Data about app and page elements
# # # #

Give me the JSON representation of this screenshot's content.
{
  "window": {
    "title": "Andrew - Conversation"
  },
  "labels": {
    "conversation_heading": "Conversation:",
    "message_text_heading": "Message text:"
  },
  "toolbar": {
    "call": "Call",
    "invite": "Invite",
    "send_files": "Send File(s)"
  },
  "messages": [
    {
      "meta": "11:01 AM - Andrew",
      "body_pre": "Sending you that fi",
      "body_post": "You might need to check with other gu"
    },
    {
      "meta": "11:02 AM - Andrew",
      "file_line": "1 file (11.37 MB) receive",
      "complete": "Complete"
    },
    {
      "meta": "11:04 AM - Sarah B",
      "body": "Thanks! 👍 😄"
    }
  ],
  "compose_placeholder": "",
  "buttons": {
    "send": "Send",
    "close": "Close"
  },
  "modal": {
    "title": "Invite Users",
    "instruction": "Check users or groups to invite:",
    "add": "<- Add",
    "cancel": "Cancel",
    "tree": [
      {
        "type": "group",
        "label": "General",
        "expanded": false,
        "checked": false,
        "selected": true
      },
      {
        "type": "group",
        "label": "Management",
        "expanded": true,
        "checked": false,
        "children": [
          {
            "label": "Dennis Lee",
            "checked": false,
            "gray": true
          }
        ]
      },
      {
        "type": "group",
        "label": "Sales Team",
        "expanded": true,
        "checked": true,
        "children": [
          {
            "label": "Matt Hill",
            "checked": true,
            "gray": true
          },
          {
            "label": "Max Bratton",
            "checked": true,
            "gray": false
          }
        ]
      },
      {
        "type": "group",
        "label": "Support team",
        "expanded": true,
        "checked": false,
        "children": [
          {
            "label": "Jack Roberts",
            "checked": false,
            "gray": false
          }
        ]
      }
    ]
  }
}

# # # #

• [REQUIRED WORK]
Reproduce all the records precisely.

• [RESPONSE AREA]
Give me the JSON representation of this screenshot's content.
{
  "window": {
    "title": "Andrew - Conversation"
  },
  "labels": {
    "conversation_heading": "Conversation:",
    "message_text_heading": "Message text:"
  },
  "toolbar": {
    "call": "Call",
    "invite": "Invite",
    "send_files": "Send File(s)"
  },
  "messages": [
    {
      "meta": "11:01 AM - Andrew",
      "body_pre": "Sending you that fi",
      "body_post": "You might need to check with other gu"
    },
    {
      "meta": "11:02 AM - Andrew",
      "file_line": "1 file (11.37 MB) receive",
      "complete": "Complete"
    },
    {
      "meta": "11:04 AM - Sarah B",
      "body": "Thanks! 👍 😄"
    }
  ],
  "compose_placeholder": "",
  "buttons": {
    "send": "Send",
    "close": "Close"
  },
  "modal": {
    "title": "Invite Users",
    "instruction": "Check users or groups to invite:",
    "add": "<- Add",
    "cancel": "Cancel",
    "tree": [
      {
        "type": "group",
        "label": "General",
        "expanded": false,
        "checked": false,
        "selected": true
      },
      {
        "type": "group",
        "label": "Management",
        "expanded": true,
        "checked": false,
        "children": [
          {
            "label": "Dennis Lee",
            "checked": false,
            "gray": true
          }
        ]
      },
      {
        "type": "group",
        "label": "Sales Team",
        "expanded": true,
        "checked": true,
        "children": [
          {
            "label": "Matt Hill",
            "checked": true,
            "gray": true
          },
          {
            "label": "Max Bratton",
            "checked": true,
            "gray": false
          }
        ]
      },
      {
        "type": "group",
        "label": "Support team",
        "expanded": true,
        "checked": false,
        "children": [
          {
            "label": "Jack Roberts",
            "checked": false,
            "gray": false
          }
        ]
      }
    ]
  }
}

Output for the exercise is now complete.